I particularly like her entry about a woman who regularly calls up asking the reference librarians to interpret her dreams for her--which they obediently do, using a whole little section of dream interpretation books they've set up just for her. My whole point being that the blog entry has a Barthelme-esque tone to it, while the scenario itself is reminiscent of Bunuel's absurd film scenarios, or maybe Hans Richter's Dreams That Money Can Buy. I'm just saying I think there could be a surrealist film in there somewhere.

06 July 2006

Jerry Eleison

Went to see Jerry Springer the Opera the other night cause it's not selling well at the Dome so M had some free tix.
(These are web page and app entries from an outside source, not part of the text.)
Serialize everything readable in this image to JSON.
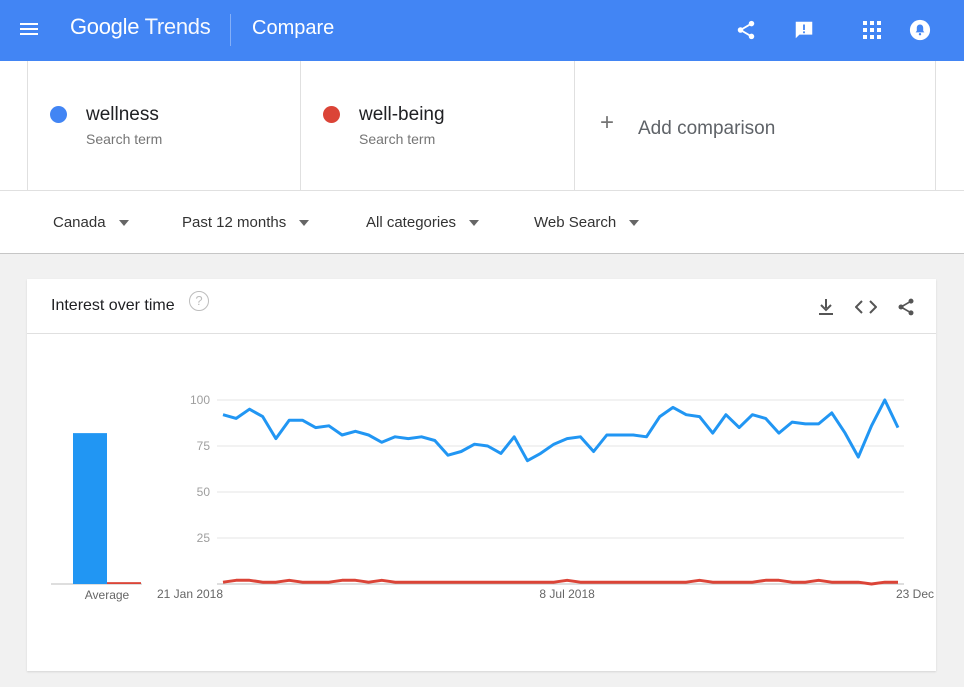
{
  "header": {
    "brand_google": "Google",
    "brand_trends": "Trends",
    "page_title": "Compare",
    "color": "#4285f4"
  },
  "terms": [
    {
      "name": "wellness",
      "type_label": "Search term",
      "color": "#4285f4"
    },
    {
      "name": "well-being",
      "type_label": "Search term",
      "color": "#db4437"
    }
  ],
  "add_comparison": {
    "icon": "+",
    "label": "Add comparison"
  },
  "filters": [
    {
      "label": "Canada"
    },
    {
      "label": "Past 12 months"
    },
    {
      "label": "All categories"
    },
    {
      "label": "Web Search"
    }
  ],
  "card": {
    "title": "Interest over time",
    "help_icon": "?"
  },
  "chart_data": {
    "type": "line",
    "title": "Interest over time",
    "ylim": [
      0,
      100
    ],
    "yticks": [
      "100",
      "75",
      "50",
      "25"
    ],
    "ytick_values": [
      100,
      75,
      50,
      25
    ],
    "xtick_labels": [
      "21 Jan 2018",
      "8 Jul 2018",
      "23 Dec 2018"
    ],
    "series": [
      {
        "name": "wellness",
        "color": "#2196f3",
        "average": 82,
        "values": [
          92,
          90,
          95,
          91,
          79,
          89,
          89,
          85,
          86,
          81,
          83,
          81,
          77,
          80,
          79,
          80,
          78,
          70,
          72,
          76,
          75,
          71,
          80,
          67,
          71,
          76,
          79,
          80,
          72,
          81,
          81,
          81,
          80,
          91,
          96,
          92,
          91,
          82,
          92,
          85,
          92,
          90,
          82,
          88,
          87,
          87,
          93,
          82,
          69,
          86,
          100,
          85
        ]
      },
      {
        "name": "well-being",
        "color": "#db4437",
        "average": 1,
        "values": [
          1,
          2,
          2,
          1,
          1,
          2,
          1,
          1,
          1,
          2,
          2,
          1,
          2,
          1,
          1,
          1,
          1,
          1,
          1,
          1,
          1,
          1,
          1,
          1,
          1,
          1,
          2,
          1,
          1,
          1,
          1,
          1,
          1,
          1,
          1,
          1,
          2,
          1,
          1,
          1,
          1,
          2,
          2,
          1,
          1,
          2,
          1,
          1,
          1,
          0,
          1,
          1
        ]
      }
    ],
    "average_label": "Average"
  }
}
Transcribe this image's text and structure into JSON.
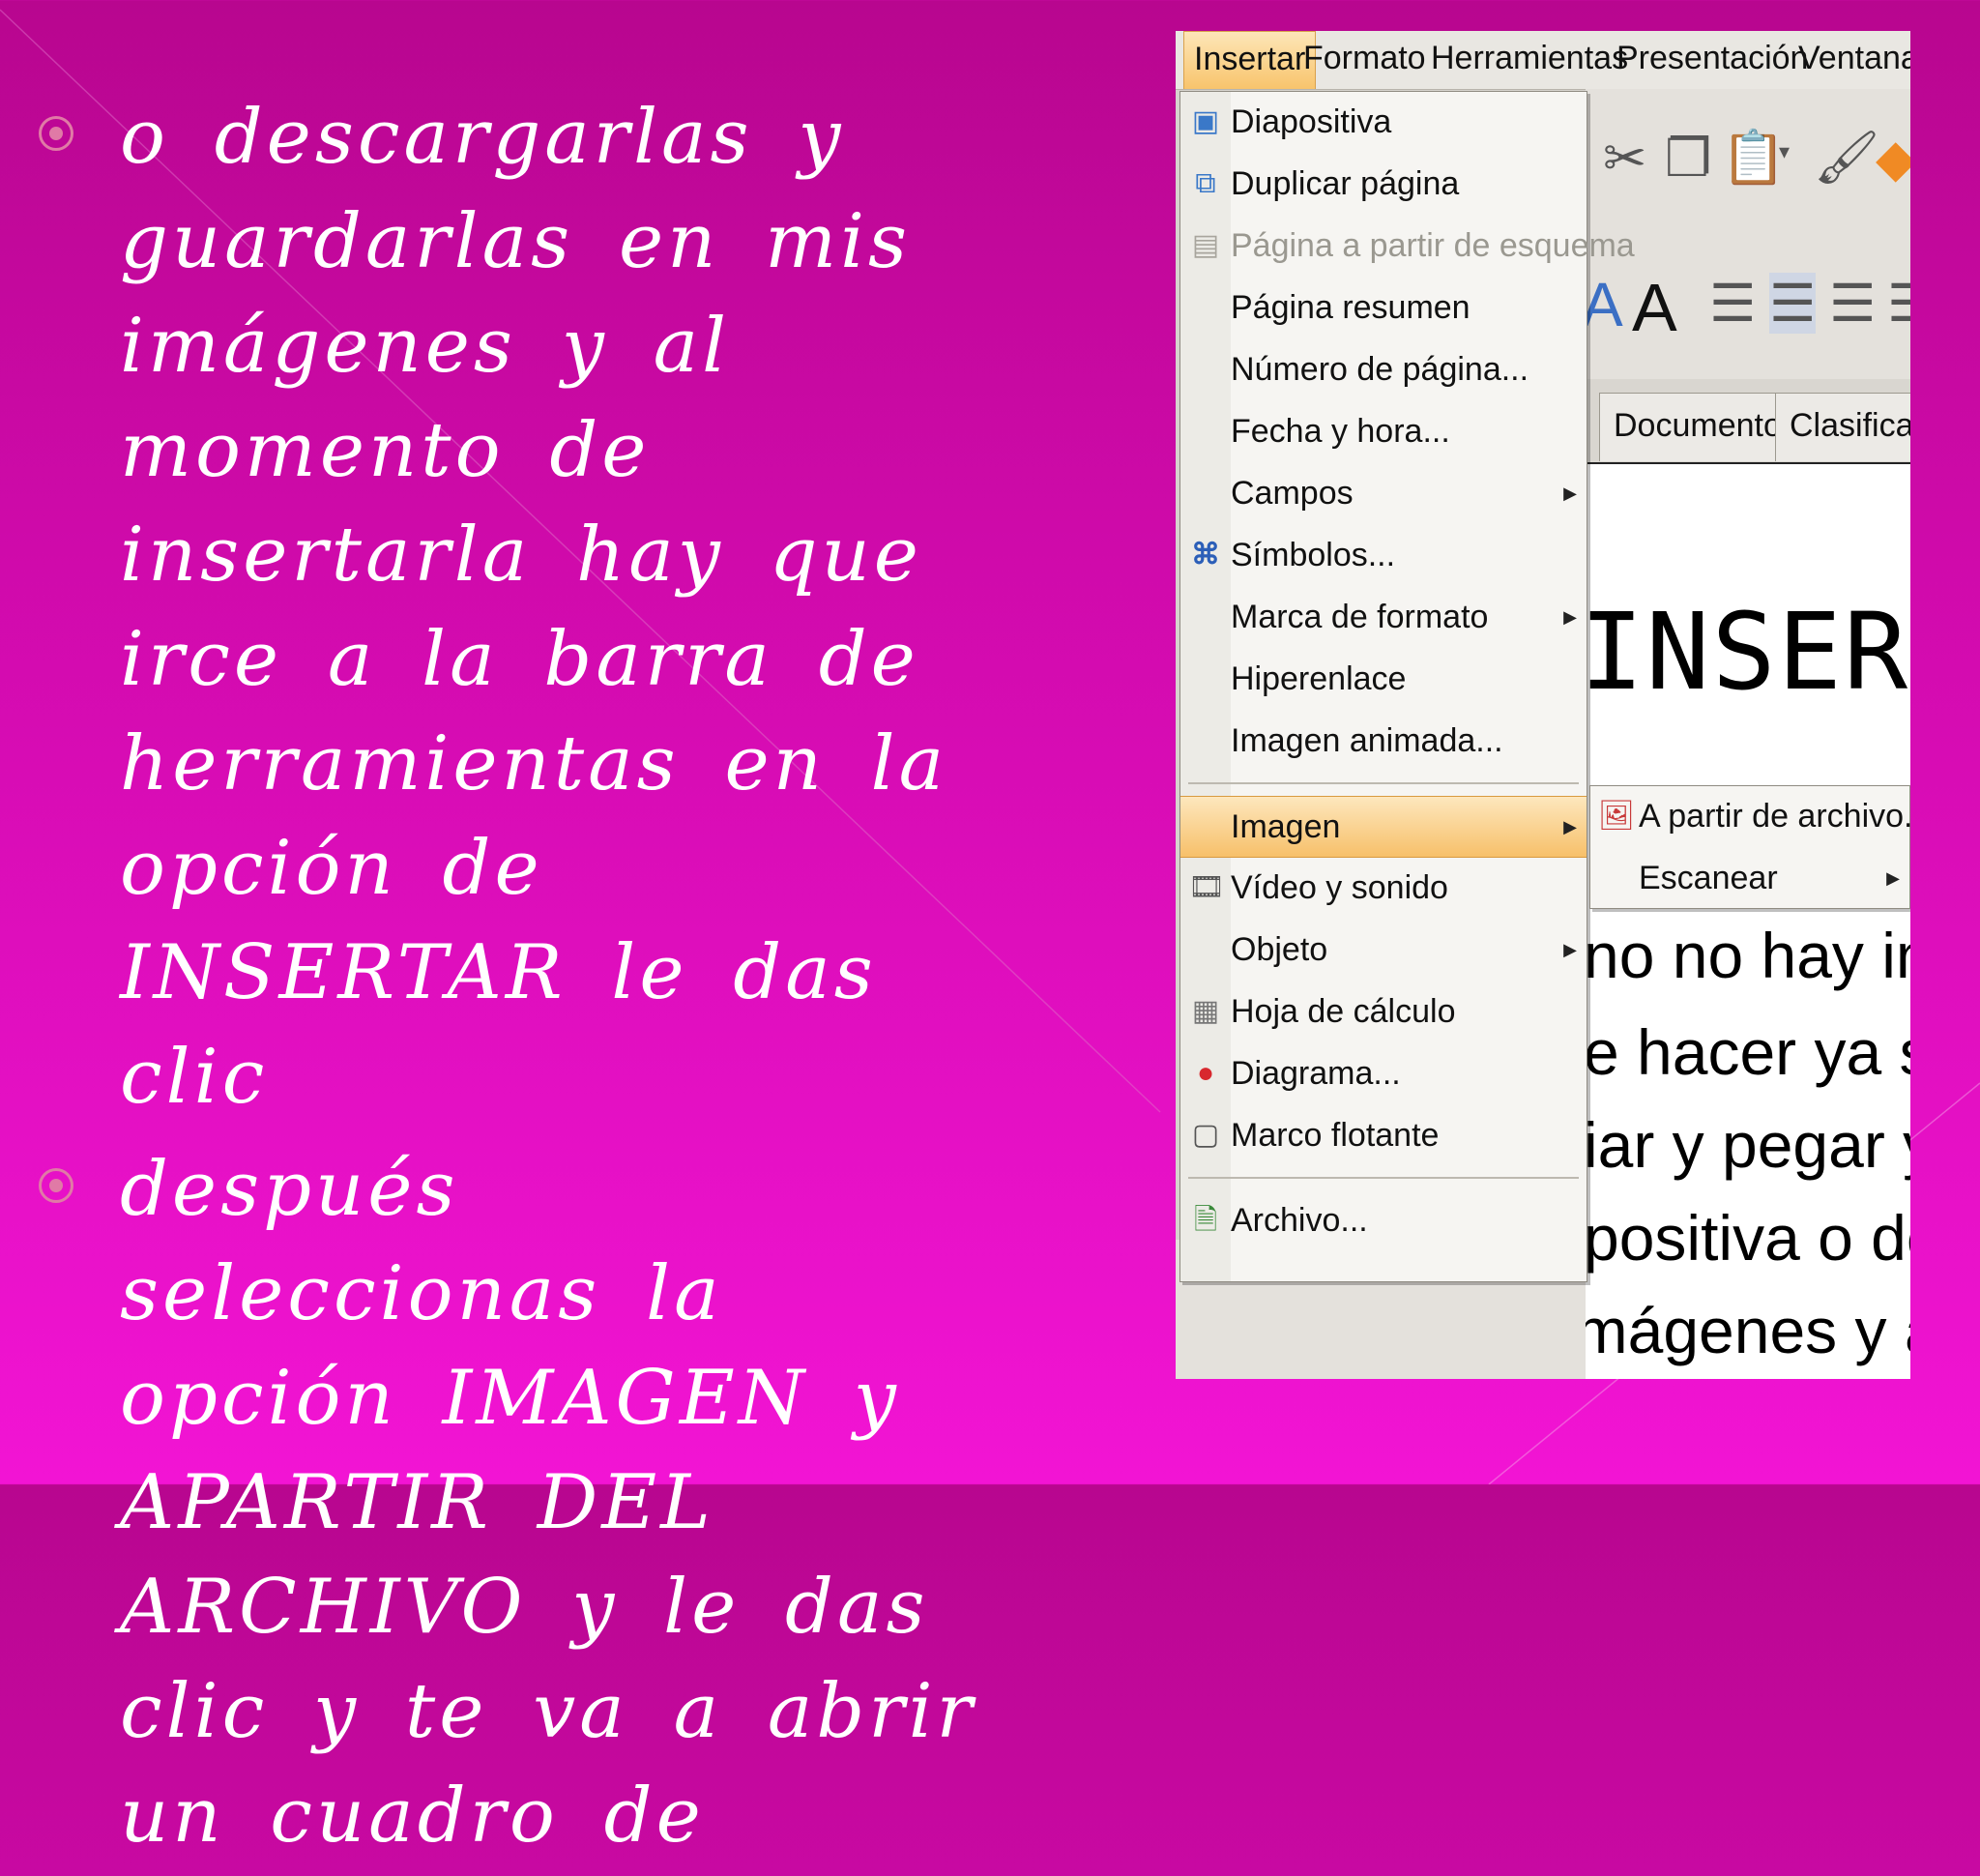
{
  "slide": {
    "bullets": [
      {
        "text": "o descargarlas y guardarlas en mis imágenes y al momento de insertarla hay que irce a la barra de herramientas en la opción de INSERTAR le das clic"
      },
      {
        "text": "después seleccionas la opción IMAGEN y APARTIR DEL ARCHIVO y le das clic y te va a abrir un cuadro de"
      }
    ]
  },
  "screenshot": {
    "menubar": [
      "Insertar",
      "Formato",
      "Herramientas",
      "Presentación",
      "Ventana"
    ],
    "active_menu": "Insertar",
    "tabs": [
      "Documento",
      "Clasificac"
    ],
    "document": {
      "heading": "INSERCIÓ",
      "lines": [
        "no no hay imáge",
        "e hacer ya sea l",
        "iar y pegar y as",
        "positiva o desca",
        "imágenes y al mome"
      ]
    },
    "insert_menu": {
      "items": [
        {
          "label": "Diapositiva",
          "icon": "slide-icon"
        },
        {
          "label": "Duplicar página",
          "icon": "duplicate-page-icon"
        },
        {
          "label": "Página a partir de esquema",
          "icon": "outline-page-icon",
          "disabled": true
        },
        {
          "label": "Página resumen"
        },
        {
          "label": "Número de página..."
        },
        {
          "label": "Fecha y hora..."
        },
        {
          "label": "Campos",
          "submenu": true
        },
        {
          "label": "Símbolos...",
          "icon": "symbols-icon"
        },
        {
          "label": "Marca de formato",
          "submenu": true
        },
        {
          "label": "Hiperenlace"
        },
        {
          "label": "Imagen animada..."
        },
        {
          "label": "Imagen",
          "submenu": true,
          "highlighted": true
        },
        {
          "label": "Vídeo y sonido",
          "icon": "video-sound-icon"
        },
        {
          "label": "Objeto",
          "submenu": true
        },
        {
          "label": "Hoja de cálculo",
          "icon": "spreadsheet-icon"
        },
        {
          "label": "Diagrama...",
          "icon": "chart-icon"
        },
        {
          "label": "Marco flotante",
          "icon": "floating-frame-icon"
        },
        {
          "label": "Archivo...",
          "icon": "file-icon"
        }
      ]
    },
    "image_submenu": {
      "items": [
        {
          "label": "A partir de archivo...",
          "icon": "image-from-file-icon"
        },
        {
          "label": "Escanear",
          "submenu": true
        }
      ]
    },
    "colors": {
      "menu_highlight": "#f8c46c",
      "slide_bg_top": "#b8068f",
      "slide_bg_bottom": "#f214d4"
    }
  }
}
I was excited to see some protesters outside holding placards urging us not to support the show (and according to this this, some of them may have even been fasting in anticipation! Wow, and all I did was change out of my flip flops into some sensible shoes in case the theatre was cold.). When we went in, the protesters handed us some brochures spelling out their quibbles, which were fair enough given these folks have probably not been burdened by so much of the annoying high theatre/performance art that I have, and are therefore unable to interpret the show as the slightly unsuccesful postmodern dig at opaquely grandiose and absurdist opera themes that I think it's, in part, meant to be. Which was what was kind of disappointing about it. When I was in high school, back when the Springer show was a late night treat focusing less on freaks and more on the freakish situations arising out of inequalities in class, race and gender exacerbated by a mass-media saturated US (and of course, by the show itself) I loved watching it as I love playing GTA: San Andreas now. It's a sort of self-critical anthropology served up on a plate. But there's no critique of media in Jerry Springer the Opera, no political messages. In that respect, it's simply pretty tame, West End humour. I liked the chorus line of many Jerrys at the end, though. Tap dancing chorus lines are great, so I don't know where these crazy Christians get off saying there's nothing uplifting here.

Oh, and the photo is not of a Jerry Springer the Opera protester, but rather of a man who was demonstrating with his family outside of a SuperWalMart in Arkansas. My dad had a new camera and decided to make them his first subjects and stopped and chatted. Nice folks, he said. I love how each state on his sign has a different sin attached to it. I think it's funny that Kansas's sin is "Effeminate." Hmmm.